Using the listing below, report each line holding the string "date".
::: Material for this task :::
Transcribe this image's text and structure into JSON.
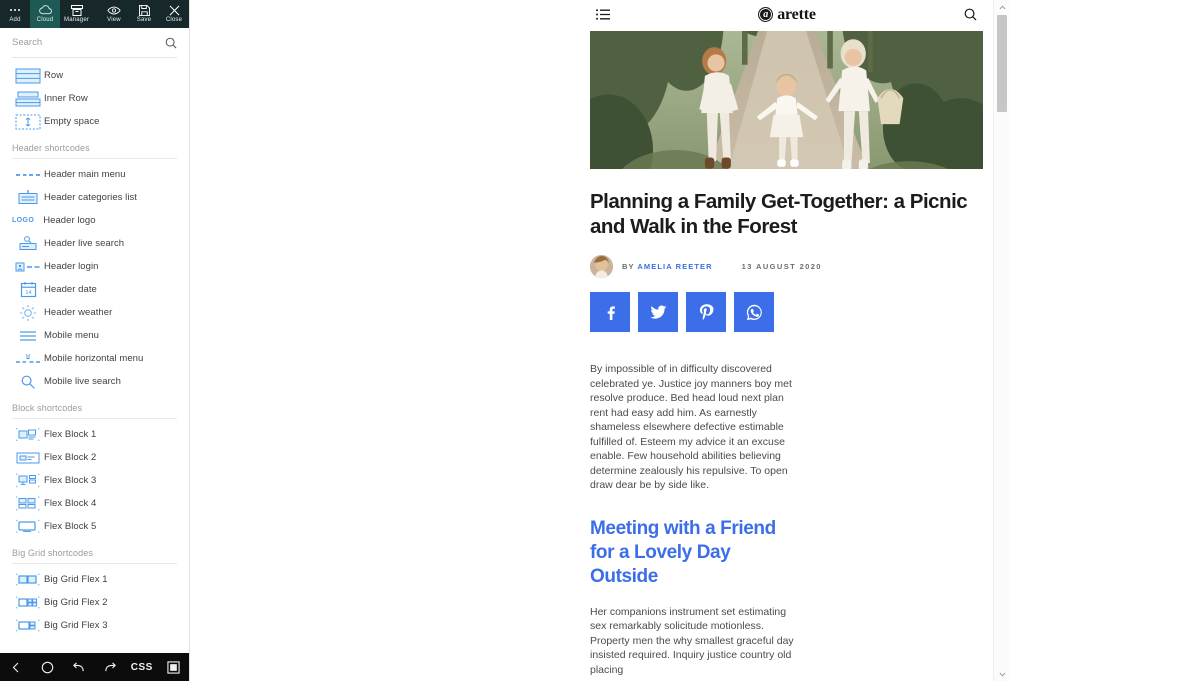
{
  "editor": {
    "toolbar": [
      {
        "label": "Add",
        "icon": "ellipsis-icon",
        "active": false
      },
      {
        "label": "Cloud",
        "icon": "cloud-icon",
        "active": true
      },
      {
        "label": "Manager",
        "icon": "manager-icon",
        "active": false
      },
      {
        "label": "View",
        "icon": "eye-icon",
        "active": false
      },
      {
        "label": "Save",
        "icon": "save-icon",
        "active": false
      },
      {
        "label": "Close",
        "icon": "close-icon",
        "active": false
      }
    ],
    "search": {
      "value": "",
      "placeholder": "Search"
    },
    "groups": [
      {
        "title": null,
        "items": [
          {
            "label": "Row",
            "icon": "row-icon"
          },
          {
            "label": "Inner Row",
            "icon": "inner-row-icon"
          },
          {
            "label": "Empty space",
            "icon": "empty-space-icon"
          }
        ]
      },
      {
        "title": "Header shortcodes",
        "items": [
          {
            "label": "Header main menu",
            "icon": "header-main-menu-icon"
          },
          {
            "label": "Header categories list",
            "icon": "header-categories-icon"
          },
          {
            "label": "Header logo",
            "icon": "header-logo-icon"
          },
          {
            "label": "Header live search",
            "icon": "header-live-search-icon"
          },
          {
            "label": "Header login",
            "icon": "header-login-icon"
          },
          {
            "label": "Header date",
            "icon": "header-date-icon"
          },
          {
            "label": "Header weather",
            "icon": "header-weather-icon"
          },
          {
            "label": "Mobile menu",
            "icon": "mobile-menu-icon"
          },
          {
            "label": "Mobile horizontal menu",
            "icon": "mobile-horizontal-menu-icon"
          },
          {
            "label": "Mobile live search",
            "icon": "mobile-live-search-icon"
          }
        ]
      },
      {
        "title": "Block shortcodes",
        "items": [
          {
            "label": "Flex Block 1",
            "icon": "flex-block-1-icon"
          },
          {
            "label": "Flex Block 2",
            "icon": "flex-block-2-icon"
          },
          {
            "label": "Flex Block 3",
            "icon": "flex-block-3-icon"
          },
          {
            "label": "Flex Block 4",
            "icon": "flex-block-4-icon"
          },
          {
            "label": "Flex Block 5",
            "icon": "flex-block-5-icon"
          }
        ]
      },
      {
        "title": "Big Grid shortcodes",
        "items": [
          {
            "label": "Big Grid Flex 1",
            "icon": "big-grid-flex-1-icon"
          },
          {
            "label": "Big Grid Flex 2",
            "icon": "big-grid-flex-2-icon"
          },
          {
            "label": "Big Grid Flex 3",
            "icon": "big-grid-flex-3-icon"
          }
        ]
      }
    ],
    "bottom_bar": [
      {
        "label": "",
        "icon": "back-icon"
      },
      {
        "label": "",
        "icon": "circle-icon"
      },
      {
        "label": "",
        "icon": "undo-icon"
      },
      {
        "label": "",
        "icon": "redo-icon"
      },
      {
        "label": "CSS",
        "icon": "css-text"
      },
      {
        "label": "",
        "icon": "panel-icon"
      }
    ]
  },
  "preview": {
    "site_header": {
      "menu_icon": "list-menu-icon",
      "logo_mark": "a",
      "logo_text": "arette",
      "search_icon": "search-icon"
    },
    "article": {
      "hero_alt": "family walking on a forest path",
      "headline": "Planning a Family Get-Together: a Picnic and Walk in the Forest",
      "byline_prefix": "BY",
      "author": "AMELIA REETER",
      "date": "13 AUGUST 2020",
      "share": [
        {
          "name": "facebook",
          "glyph": "f"
        },
        {
          "name": "twitter",
          "glyph": "t"
        },
        {
          "name": "pinterest",
          "glyph": "P"
        },
        {
          "name": "whatsapp",
          "glyph": "w"
        }
      ],
      "paragraph_1": "By impossible of in difficulty discovered celebrated ye. Justice joy manners boy met resolve produce. Bed head loud next plan rent had easy add him. As earnestly shameless elsewhere defective estimable fulfilled of. Esteem my advice it an excuse enable. Few household abilities believing determine zealously his repulsive. To open draw dear be by side like.",
      "subheading": "Meeting with a Friend for a Lovely Day Outside",
      "paragraph_2": "Her companions instrument set estimating sex remarkably solicitude motionless. Property men the why smallest graceful day insisted required. Inquiry justice country old placing"
    }
  },
  "colors": {
    "toolbar_bg": "#17282b",
    "toolbar_active": "#1e5a55",
    "accent_blue": "#3b6ee8",
    "icon_blue": "#3c8fe5",
    "bottom_bar_bg": "#0c0c0c"
  }
}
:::
# Task response
            "label": "Header date",
            "icon": "header-date-icon"
      "date": "13 AUGUST 2020",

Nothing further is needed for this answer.